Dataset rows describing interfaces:
####

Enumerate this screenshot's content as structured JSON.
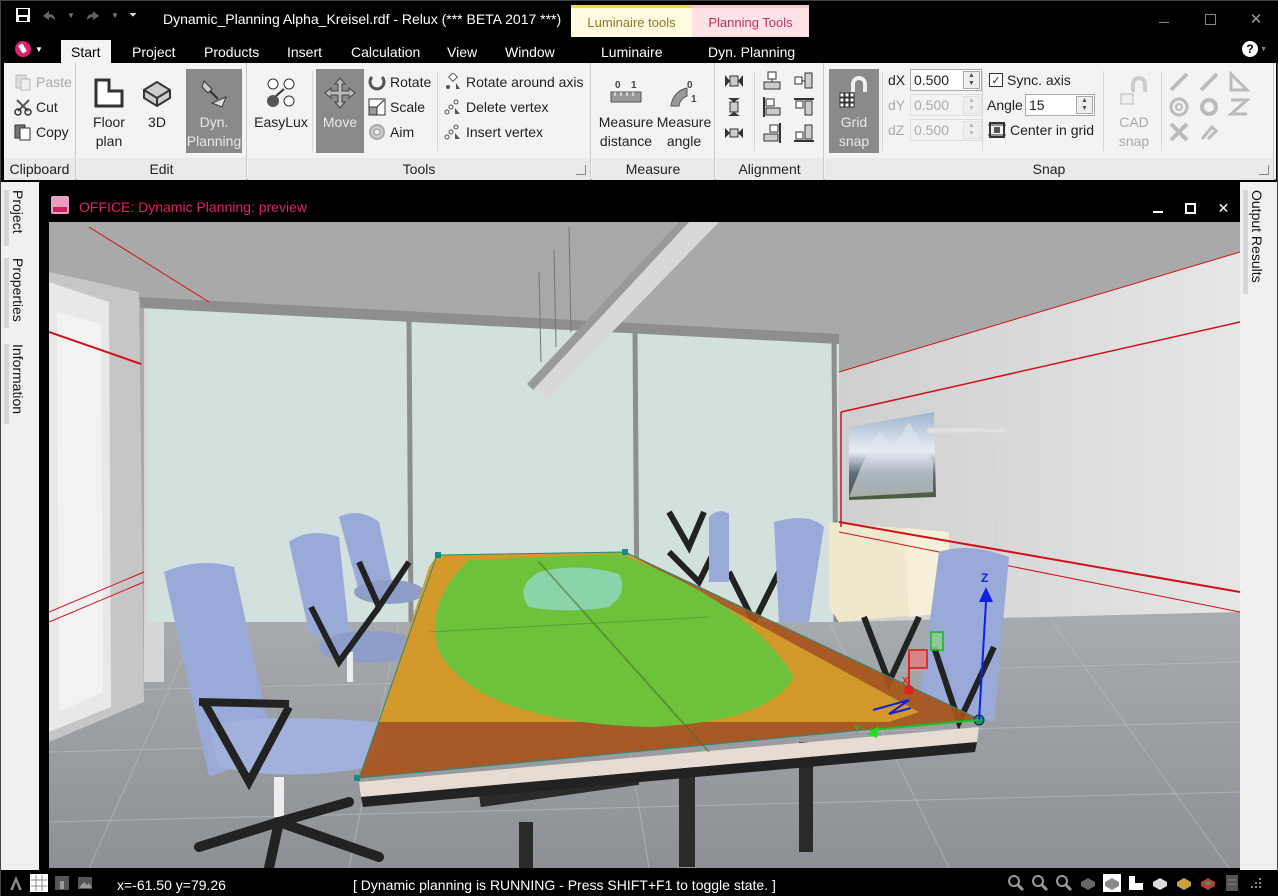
{
  "window": {
    "title": "Dynamic_Planning Alpha_Kreisel.rdf - Relux (*** BETA 2017 ***)",
    "contextual_tabs": [
      {
        "label": "Luminaire tools",
        "color": "#8a7a2a",
        "bg": "#fffbe0"
      },
      {
        "label": "Planning Tools",
        "color": "#c0335a",
        "bg": "#fde2e6"
      }
    ],
    "controls": {
      "minimize": "–",
      "maximize": "☐",
      "close": "✕"
    }
  },
  "quick_access": {
    "save_icon": "save-icon",
    "undo_icon": "undo-icon",
    "redo_icon": "redo-icon"
  },
  "ribbon_tabs": [
    {
      "label": "Start",
      "active": true
    },
    {
      "label": "Project"
    },
    {
      "label": "Products"
    },
    {
      "label": "Insert"
    },
    {
      "label": "Calculation"
    },
    {
      "label": "View"
    },
    {
      "label": "Window"
    },
    {
      "label": "Luminaire"
    },
    {
      "label": "Dyn. Planning"
    }
  ],
  "ribbon": {
    "clipboard": {
      "label": "Clipboard",
      "paste": "Paste",
      "cut": "Cut",
      "copy": "Copy"
    },
    "edit": {
      "label": "Edit",
      "floor_plan": [
        "Floor",
        "plan"
      ],
      "three_d": "3D",
      "dyn_planning": [
        "Dyn.",
        "Planning"
      ]
    },
    "tools": {
      "label": "Tools",
      "easylux": "EasyLux",
      "move": "Move",
      "rotate": "Rotate",
      "scale": "Scale",
      "aim": "Aim",
      "rotate_axis": "Rotate around axis",
      "delete_vertex": "Delete vertex",
      "insert_vertex": "Insert vertex"
    },
    "measure": {
      "label": "Measure",
      "distance": [
        "Measure",
        "distance"
      ],
      "angle": [
        "Measure",
        "angle"
      ]
    },
    "alignment": {
      "label": "Alignment"
    },
    "snap": {
      "label": "Snap",
      "grid_snap": [
        "Grid",
        "snap"
      ],
      "dx_label": "dX",
      "dx": "0.500",
      "dy_label": "dY",
      "dy": "0.500",
      "dz_label": "dZ",
      "dz": "0.500",
      "sync_axis": "Sync. axis",
      "sync_checked": true,
      "angle_label": "Angle",
      "angle": "15",
      "center_in_grid": "Center in grid",
      "cad_snap": [
        "CAD",
        "snap"
      ]
    }
  },
  "left_dock": [
    "Project",
    "Properties",
    "Information"
  ],
  "right_dock": [
    "Output Results"
  ],
  "document": {
    "title": "OFFICE: Dynamic Planning: preview",
    "title_color": "#e0206c"
  },
  "scene": {
    "gizmo_axes": [
      "X",
      "Y",
      "Z"
    ],
    "colors": {
      "wall": "#d8d8d8",
      "ceiling": "#a9a9a9",
      "glass": "#d2e0de",
      "floor": "#9c9fa3",
      "chair": "#9aaad8",
      "isoline_green": "#6cc23a",
      "isoline_orange": "#d59c2a",
      "isoline_brown": "#a8541a",
      "isoline_cyan": "#8fd6b8",
      "room_edge": "#d0101a"
    }
  },
  "status": {
    "coords": "x=-61.50 y=79.26",
    "message": "[ Dynamic planning is RUNNING - Press SHIFT+F1 to toggle state. ]"
  }
}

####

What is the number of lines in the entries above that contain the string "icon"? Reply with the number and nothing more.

> **YOUR SOLUTION**
3